Return every line of the entries that includes the word "Address".

---------- Data shown

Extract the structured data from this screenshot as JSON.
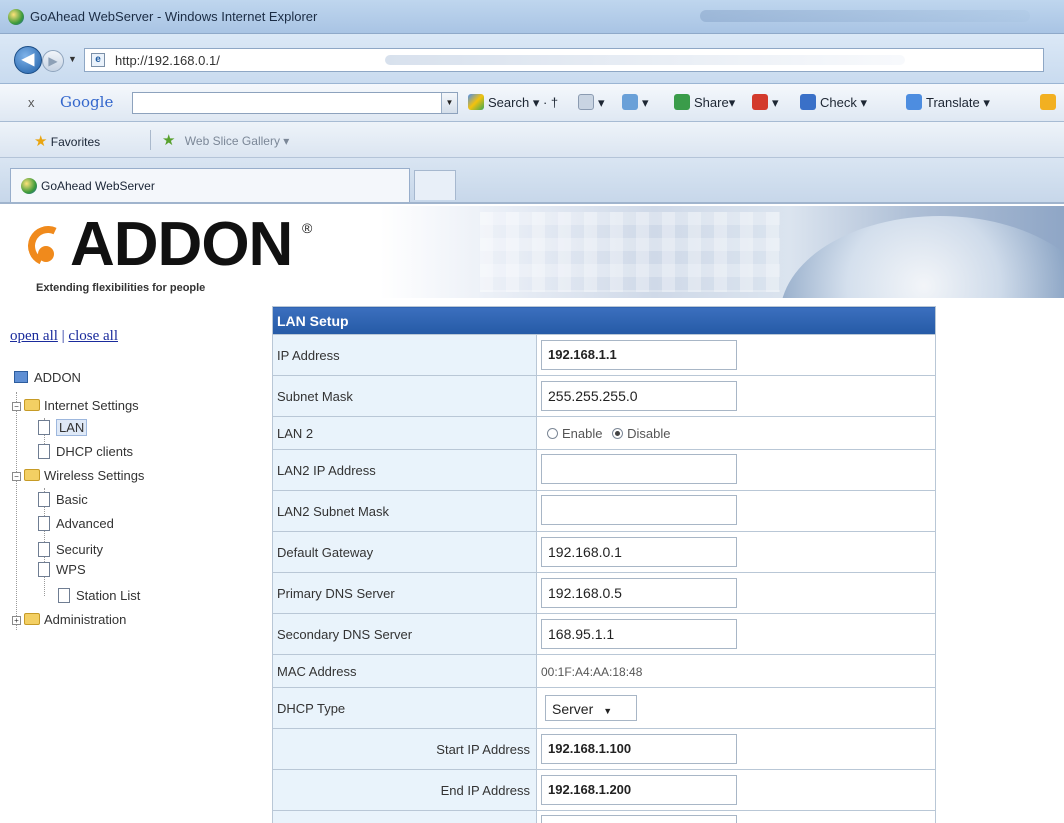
{
  "browser": {
    "window_title": "GoAhead WebServer - Windows Internet Explorer",
    "url": "http://192.168.0.1/",
    "toolbar": {
      "close": "x",
      "google": "Google",
      "search_label": "Search",
      "share_label": "Share",
      "check_label": "Check",
      "translate_label": "Translate"
    },
    "favorites_label": "Favorites",
    "web_slice_gallery": "Web Slice Gallery",
    "tab_title": "GoAhead WebServer"
  },
  "header": {
    "logo_text": "ADDON",
    "logo_mark": "®",
    "tagline": "Extending flexibilities for people"
  },
  "sidebar": {
    "open_all": "open all",
    "separator": "|",
    "close_all": "close all",
    "root": "ADDON",
    "items": [
      {
        "label": "Internet Settings",
        "type": "folder"
      },
      {
        "label": "LAN",
        "type": "page"
      },
      {
        "label": "DHCP clients",
        "type": "page"
      },
      {
        "label": "Wireless Settings",
        "type": "folder"
      },
      {
        "label": "Basic",
        "type": "page"
      },
      {
        "label": "Advanced",
        "type": "page"
      },
      {
        "label": "Security",
        "type": "page"
      },
      {
        "label": "WPS",
        "type": "page"
      },
      {
        "label": "Station List",
        "type": "page"
      },
      {
        "label": "Administration",
        "type": "folder"
      }
    ]
  },
  "lan": {
    "title": "LAN Setup",
    "rows": {
      "ip_label": "IP Address",
      "ip_value": "192.168.1.1",
      "subnet_label": "Subnet Mask",
      "subnet_value": "255.255.255.0",
      "lan2_label": "LAN 2",
      "lan2_enable": "Enable",
      "lan2_disable": "Disable",
      "lan2_ip_label": "LAN2 IP Address",
      "lan2_ip_value": "",
      "lan2_subnet_label": "LAN2 Subnet Mask",
      "lan2_subnet_value": "",
      "gateway_label": "Default Gateway",
      "gateway_value": "192.168.0.1",
      "dns1_label": "Primary DNS Server",
      "dns1_value": "192.168.0.5",
      "dns2_label": "Secondary DNS Server",
      "dns2_value": "168.95.1.1",
      "mac_label": "MAC Address",
      "mac_value": "00:1F:A4:AA:18:48",
      "dhcp_label": "DHCP Type",
      "dhcp_value": "Server",
      "start_label": "Start IP Address",
      "start_value": "192.168.1.100",
      "end_label": "End IP Address",
      "end_value": "192.168.1.200"
    }
  }
}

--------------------

Answer space
      "ip_label": "IP Address",
      "lan2_ip_label": "LAN2 IP Address",
      "mac_label": "MAC Address",
      "start_label": "Start IP Address",
      "end_label": "End IP Address",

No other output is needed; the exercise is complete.